Abstract—Soil erosion is one of the global challenges noticed as a cause for unsustainable socio-economic and environmental conditions. Over the last half-century, various soil and water conservation (SWC) practices were introduced in Ethiopia, but the conservation work could not be fully achieved in many areas. Therefore, this study aimed to explore the effect and constraints of physical SWC on selected soil biophysical and chemical properties of the Ethiopian rift valley. The primary and secondary data sources were used to answer the intended objectives. The statistical analysis of variance showed that the soil texture of the study area was affected by the type of conservation technologies than agroecology and slope characteristics. However, soil bulk density was not significantly affected at all. The study also showed that the soil biophysical and chemical properties were significantly affected by the variation of agroecology and SWC technologies. The overall result of the study depicted that about 40% of the conservation work failed to maintain soil fertility because the farmers have constraints to adopt and adapt the SWC work. The constraints include small land size, shortage of fuel wood, dependency on food aid, less productivity of the soil, youth migration, and long lasted effect of conservation works. These constraints were seen as causes for inferior agricultural product, food insecurity, famine, migration and frequent drought of the area. The study concluded that the SWC work of the area should focus on variation of agroecology, SWC technologies, and local constraints. Also, the policy of natural resource conservation should consider local constraints to implement the national SWC guideline.
Index Terms—Community, food security, soil nutrients, soil and water conservation.
Getahun Hassen is with the Department of Natural Resources Management, Dilla University, Ethiopia (e-mail: firstname.lastname@example.org).
Amare Bantider is with the Water and Land Resource Centre of Addis Ababa University, Ethiopia. He is also with the Center for Food Security Studies, Addis Ababa University, Ethiopia (e-mail: email@example.com).
Abiyot Legesse is with the Department of Geography and Environmental Studies, Dilla University, Ethiopia (e-mail: firstname.lastname@example.org).
Malesu Maimbo is with the Water Management Unit at the World Agroforestry Centre (ICRAF) based in Nairobi, Kenya (e-mail: M.MALESU@cgiar.org).
Cite: Getahun Hassen, Amare Bantider, Abiyot Legesse, and Malesu Maimbo, "The Effect of Soil and Water Conservation Structures on the Soil Biophysical and Chemical Properties in the Gidabo Sub-basin, Ethiopian Rift Valley," International Journal of Environmental Science and Development vol. 12, no. 12, pp. 363-371, 2021.Copyright © 2021 by the authors.

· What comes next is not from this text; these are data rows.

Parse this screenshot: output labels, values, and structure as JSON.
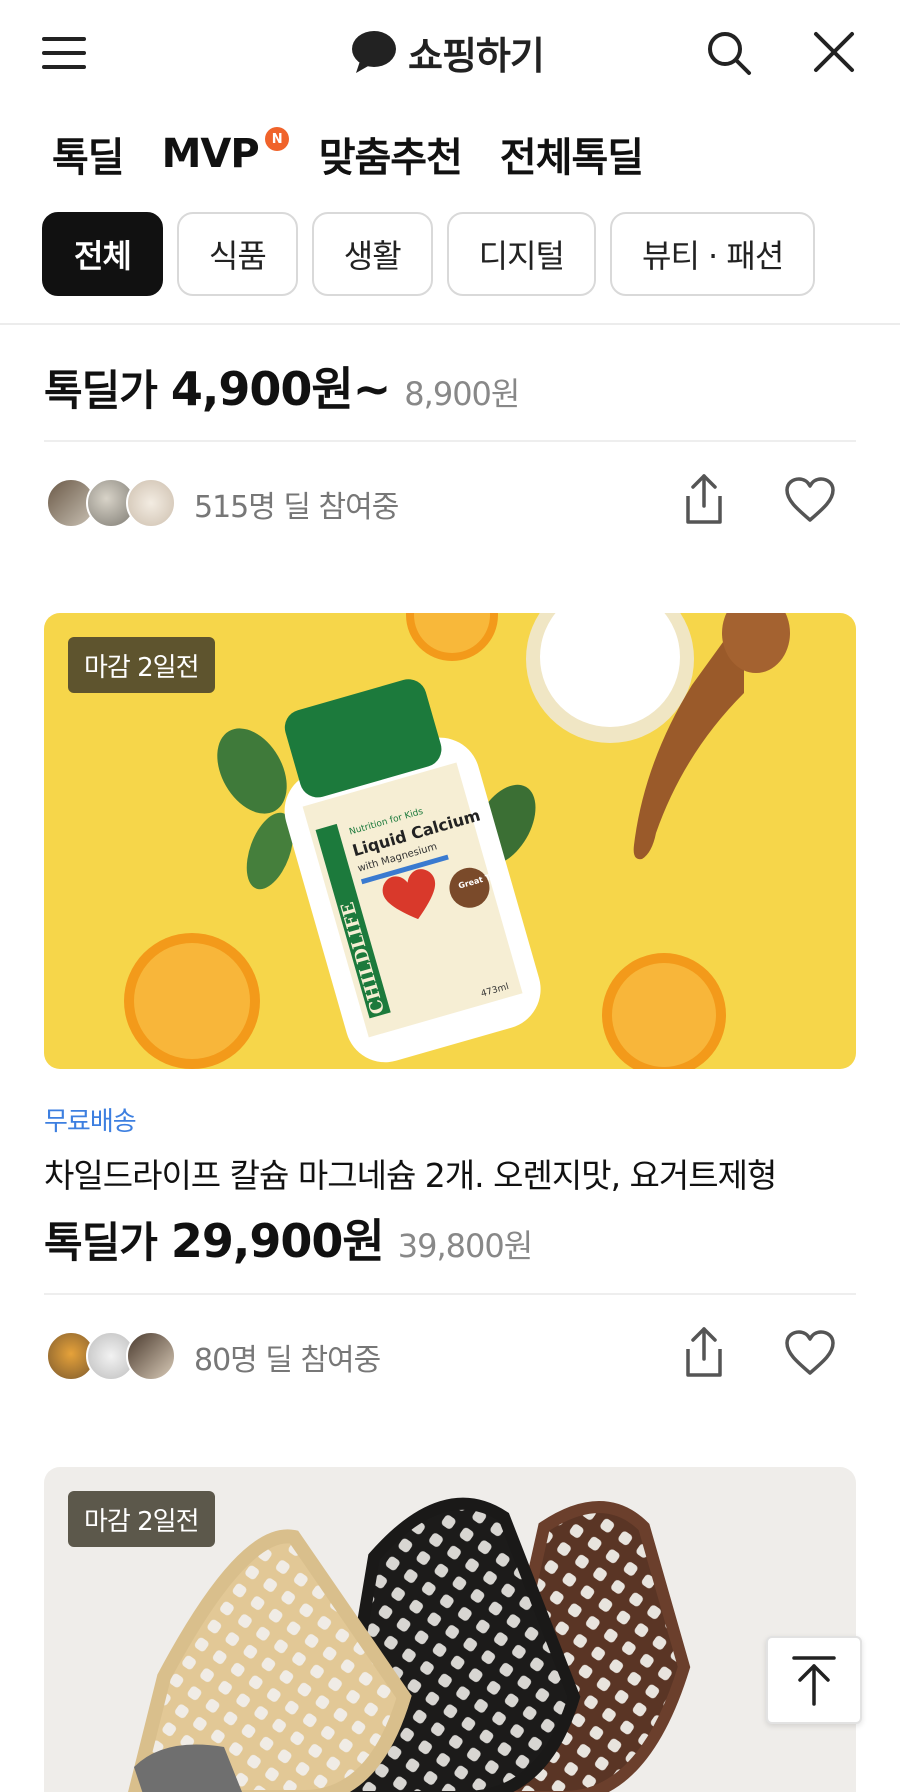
{
  "header": {
    "title": "쇼핑하기",
    "menu_icon": "hamburger-menu-icon",
    "search_icon": "search-icon",
    "close_icon": "close-icon"
  },
  "main_tabs": [
    {
      "label": "톡딜",
      "active": true
    },
    {
      "label": "MVP",
      "badge": "N"
    },
    {
      "label": "맞춤추천"
    },
    {
      "label": "전체톡딜"
    }
  ],
  "categories": [
    {
      "label": "전체",
      "active": true
    },
    {
      "label": "식품"
    },
    {
      "label": "생활"
    },
    {
      "label": "디지털"
    },
    {
      "label": "뷰티 · 패션"
    }
  ],
  "products": [
    {
      "price_label": "톡딜가",
      "price": "4,900원~",
      "original_price": "8,900원",
      "participants": "515명 딜 참여중"
    },
    {
      "deadline": "마감 2일전",
      "shipping": "무료배송",
      "name": "차일드라이프 칼슘 마그네슘 2개. 오렌지맛, 요거트제형",
      "price_label": "톡딜가",
      "price": "29,900원",
      "original_price": "39,800원",
      "participants": "80명 딜 참여중",
      "image_text": {
        "brand": "CHILDLIFE",
        "product": "Liquid Calcium",
        "sub": "with Magnesium",
        "tag": "Nutrition for Kids",
        "badge": "Great Taste",
        "volume": "473ml"
      }
    },
    {
      "deadline": "마감 2일전"
    }
  ],
  "colors": {
    "accent_yellow": "#fbe24b",
    "badge_orange": "#f0632b",
    "free_shipping_blue": "#3d7fe0"
  }
}
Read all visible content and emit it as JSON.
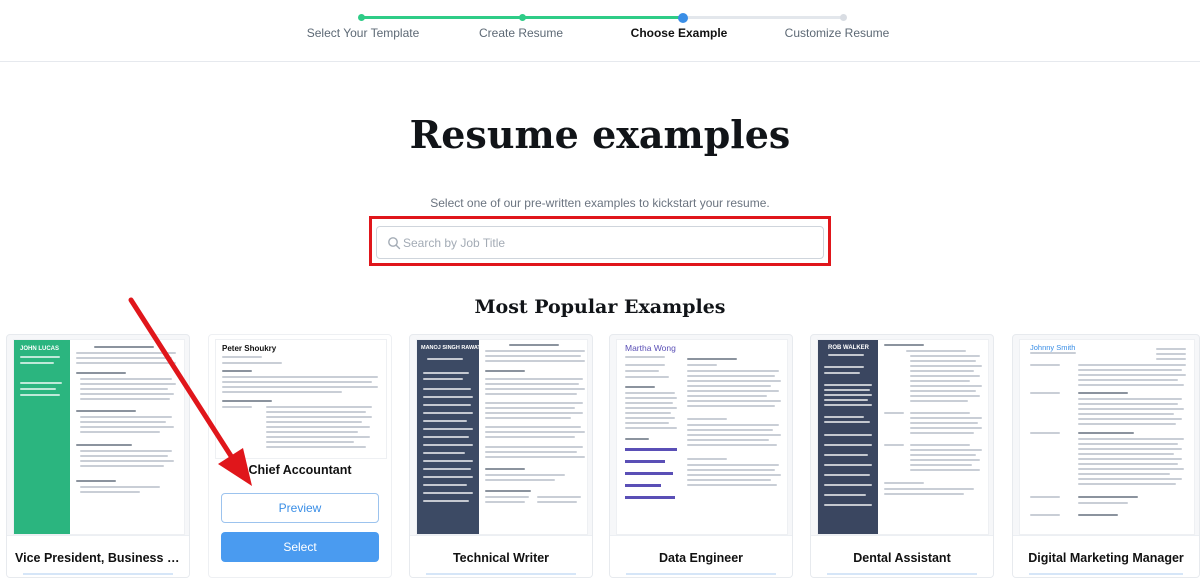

This is an open access article distributed under the Creative Commons Attribution License which permits unrestricted use, distribution, and reproduction in any medium, provided the original work is properly cited (CC BY 4.0).